- Work instruction -
Copy all lines in the data that contain the string "icon".

[Entries from a dataset of interfaces]
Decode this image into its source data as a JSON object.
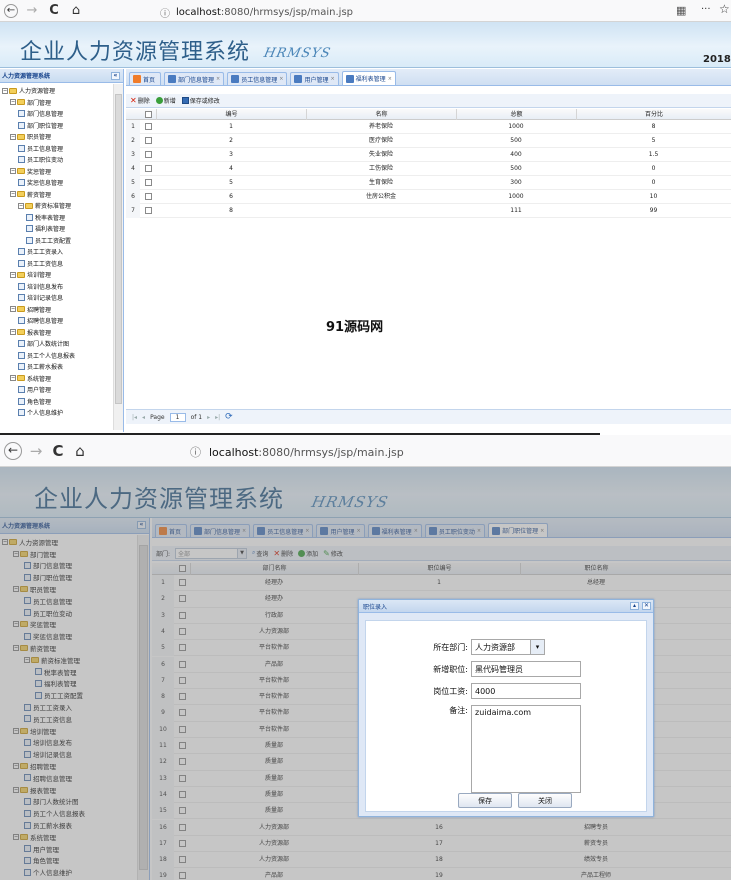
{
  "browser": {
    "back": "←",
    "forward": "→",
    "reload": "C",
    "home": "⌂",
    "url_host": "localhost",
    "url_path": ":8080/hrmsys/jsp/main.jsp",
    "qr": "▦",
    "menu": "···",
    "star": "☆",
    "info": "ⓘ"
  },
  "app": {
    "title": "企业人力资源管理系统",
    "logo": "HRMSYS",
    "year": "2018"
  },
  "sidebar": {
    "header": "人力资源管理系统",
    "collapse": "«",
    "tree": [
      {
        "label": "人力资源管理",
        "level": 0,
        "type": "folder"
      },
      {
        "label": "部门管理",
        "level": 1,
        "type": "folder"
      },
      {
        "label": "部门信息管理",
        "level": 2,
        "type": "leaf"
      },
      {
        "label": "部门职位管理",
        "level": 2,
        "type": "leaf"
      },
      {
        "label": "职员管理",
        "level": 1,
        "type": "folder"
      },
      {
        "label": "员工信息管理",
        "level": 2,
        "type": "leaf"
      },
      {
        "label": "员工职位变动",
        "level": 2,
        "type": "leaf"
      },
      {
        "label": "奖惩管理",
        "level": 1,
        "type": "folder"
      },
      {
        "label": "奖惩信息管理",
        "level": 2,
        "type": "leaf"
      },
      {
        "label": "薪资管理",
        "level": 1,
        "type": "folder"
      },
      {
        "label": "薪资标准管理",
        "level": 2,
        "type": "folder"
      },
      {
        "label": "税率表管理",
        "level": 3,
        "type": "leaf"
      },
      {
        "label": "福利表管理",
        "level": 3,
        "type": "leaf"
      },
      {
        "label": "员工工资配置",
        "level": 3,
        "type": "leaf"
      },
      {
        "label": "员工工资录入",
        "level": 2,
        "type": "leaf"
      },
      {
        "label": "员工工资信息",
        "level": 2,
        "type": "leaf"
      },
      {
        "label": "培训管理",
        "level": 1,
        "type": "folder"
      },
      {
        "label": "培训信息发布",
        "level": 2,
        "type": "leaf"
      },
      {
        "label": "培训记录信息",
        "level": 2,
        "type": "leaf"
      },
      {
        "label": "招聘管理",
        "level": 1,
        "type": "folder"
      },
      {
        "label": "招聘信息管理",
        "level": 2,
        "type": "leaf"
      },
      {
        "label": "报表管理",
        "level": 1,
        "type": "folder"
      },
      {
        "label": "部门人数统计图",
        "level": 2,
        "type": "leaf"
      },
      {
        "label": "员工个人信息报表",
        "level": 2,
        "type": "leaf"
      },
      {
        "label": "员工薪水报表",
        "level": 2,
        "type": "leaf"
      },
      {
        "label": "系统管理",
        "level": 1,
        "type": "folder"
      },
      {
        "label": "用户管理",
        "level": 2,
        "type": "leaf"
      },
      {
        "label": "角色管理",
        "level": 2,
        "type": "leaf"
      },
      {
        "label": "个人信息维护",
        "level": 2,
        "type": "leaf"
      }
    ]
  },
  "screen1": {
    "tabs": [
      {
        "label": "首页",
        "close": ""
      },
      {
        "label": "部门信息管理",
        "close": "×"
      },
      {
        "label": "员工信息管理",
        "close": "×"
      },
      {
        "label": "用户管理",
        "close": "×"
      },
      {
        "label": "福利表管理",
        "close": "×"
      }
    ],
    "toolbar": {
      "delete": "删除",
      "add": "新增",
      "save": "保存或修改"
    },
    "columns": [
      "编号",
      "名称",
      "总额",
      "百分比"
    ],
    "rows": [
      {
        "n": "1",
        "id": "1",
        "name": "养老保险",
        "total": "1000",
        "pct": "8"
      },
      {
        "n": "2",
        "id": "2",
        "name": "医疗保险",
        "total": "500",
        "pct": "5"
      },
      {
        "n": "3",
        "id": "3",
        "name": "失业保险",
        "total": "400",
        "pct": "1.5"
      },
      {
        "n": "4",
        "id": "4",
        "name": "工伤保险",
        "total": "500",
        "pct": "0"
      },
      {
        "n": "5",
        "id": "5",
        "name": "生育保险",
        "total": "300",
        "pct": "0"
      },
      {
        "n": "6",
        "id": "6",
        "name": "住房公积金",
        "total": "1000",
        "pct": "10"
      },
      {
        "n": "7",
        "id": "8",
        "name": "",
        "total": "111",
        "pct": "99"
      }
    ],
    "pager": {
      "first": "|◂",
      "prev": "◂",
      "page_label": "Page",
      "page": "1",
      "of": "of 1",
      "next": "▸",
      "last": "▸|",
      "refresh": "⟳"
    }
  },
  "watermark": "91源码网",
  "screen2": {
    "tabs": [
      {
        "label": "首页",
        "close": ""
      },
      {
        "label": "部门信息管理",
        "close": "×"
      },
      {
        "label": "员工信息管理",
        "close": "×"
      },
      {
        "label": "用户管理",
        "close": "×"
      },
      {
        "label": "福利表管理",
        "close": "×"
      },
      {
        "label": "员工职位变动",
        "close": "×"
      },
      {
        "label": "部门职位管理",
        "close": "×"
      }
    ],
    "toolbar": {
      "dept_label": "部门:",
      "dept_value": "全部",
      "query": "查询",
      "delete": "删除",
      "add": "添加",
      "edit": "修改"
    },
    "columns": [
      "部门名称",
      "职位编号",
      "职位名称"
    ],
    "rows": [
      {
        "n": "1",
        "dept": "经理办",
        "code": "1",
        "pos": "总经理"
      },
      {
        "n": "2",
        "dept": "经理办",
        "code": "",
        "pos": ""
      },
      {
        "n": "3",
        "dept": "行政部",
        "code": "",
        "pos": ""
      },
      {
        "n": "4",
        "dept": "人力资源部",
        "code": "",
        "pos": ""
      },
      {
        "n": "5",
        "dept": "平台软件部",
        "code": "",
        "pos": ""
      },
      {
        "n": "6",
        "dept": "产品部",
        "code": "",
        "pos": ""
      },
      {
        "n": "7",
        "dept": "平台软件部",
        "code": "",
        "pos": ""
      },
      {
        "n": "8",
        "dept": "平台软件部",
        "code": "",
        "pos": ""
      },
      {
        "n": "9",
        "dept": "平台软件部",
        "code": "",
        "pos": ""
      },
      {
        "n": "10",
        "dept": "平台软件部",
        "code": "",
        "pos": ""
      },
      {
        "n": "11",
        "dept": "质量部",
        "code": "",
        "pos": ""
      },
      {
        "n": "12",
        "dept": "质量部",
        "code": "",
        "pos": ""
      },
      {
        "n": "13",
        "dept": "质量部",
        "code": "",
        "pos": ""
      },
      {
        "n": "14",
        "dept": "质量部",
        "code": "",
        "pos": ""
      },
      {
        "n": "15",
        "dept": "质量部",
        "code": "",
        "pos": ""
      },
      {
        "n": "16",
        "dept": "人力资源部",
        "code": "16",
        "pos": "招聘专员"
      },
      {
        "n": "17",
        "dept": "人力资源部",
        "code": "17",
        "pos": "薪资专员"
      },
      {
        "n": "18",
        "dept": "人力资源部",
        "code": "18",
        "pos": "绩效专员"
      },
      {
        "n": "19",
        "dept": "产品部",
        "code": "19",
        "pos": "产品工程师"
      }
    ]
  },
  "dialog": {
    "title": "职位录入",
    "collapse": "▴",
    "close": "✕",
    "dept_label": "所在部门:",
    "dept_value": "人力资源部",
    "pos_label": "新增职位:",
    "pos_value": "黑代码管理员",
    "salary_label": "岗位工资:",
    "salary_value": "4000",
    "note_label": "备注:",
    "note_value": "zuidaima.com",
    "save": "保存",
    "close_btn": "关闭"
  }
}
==
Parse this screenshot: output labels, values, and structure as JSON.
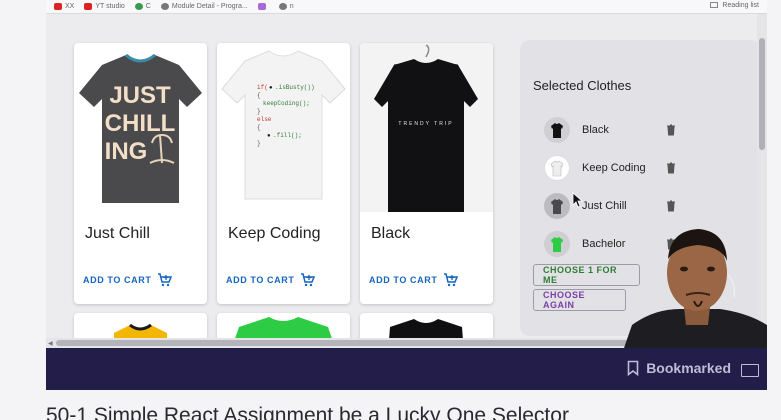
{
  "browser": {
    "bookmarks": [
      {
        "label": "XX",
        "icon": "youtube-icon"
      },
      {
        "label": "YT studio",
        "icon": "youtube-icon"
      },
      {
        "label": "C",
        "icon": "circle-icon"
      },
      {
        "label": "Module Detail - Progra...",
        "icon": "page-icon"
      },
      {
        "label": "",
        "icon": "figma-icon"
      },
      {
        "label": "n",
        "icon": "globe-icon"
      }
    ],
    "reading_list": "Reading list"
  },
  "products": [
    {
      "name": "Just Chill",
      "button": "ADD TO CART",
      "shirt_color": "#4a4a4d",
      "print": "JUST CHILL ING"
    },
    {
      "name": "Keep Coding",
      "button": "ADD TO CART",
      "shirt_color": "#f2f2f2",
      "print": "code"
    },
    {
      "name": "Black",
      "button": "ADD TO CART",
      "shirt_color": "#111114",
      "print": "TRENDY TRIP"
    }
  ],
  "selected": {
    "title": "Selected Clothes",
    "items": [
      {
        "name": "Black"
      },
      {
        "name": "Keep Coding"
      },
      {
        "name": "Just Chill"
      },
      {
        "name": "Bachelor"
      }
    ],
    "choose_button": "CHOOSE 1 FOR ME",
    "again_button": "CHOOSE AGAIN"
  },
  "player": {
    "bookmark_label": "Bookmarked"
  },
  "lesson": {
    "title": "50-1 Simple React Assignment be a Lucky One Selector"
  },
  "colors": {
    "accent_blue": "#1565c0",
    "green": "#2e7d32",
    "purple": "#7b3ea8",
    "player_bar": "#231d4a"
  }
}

- Written response -
        "icon": "youtube-icon"
        "icon": "youtube-icon"
        "icon": "circle-icon"
        "icon": "page-icon"
        "icon": "figma-icon"
        "icon": "globe-icon"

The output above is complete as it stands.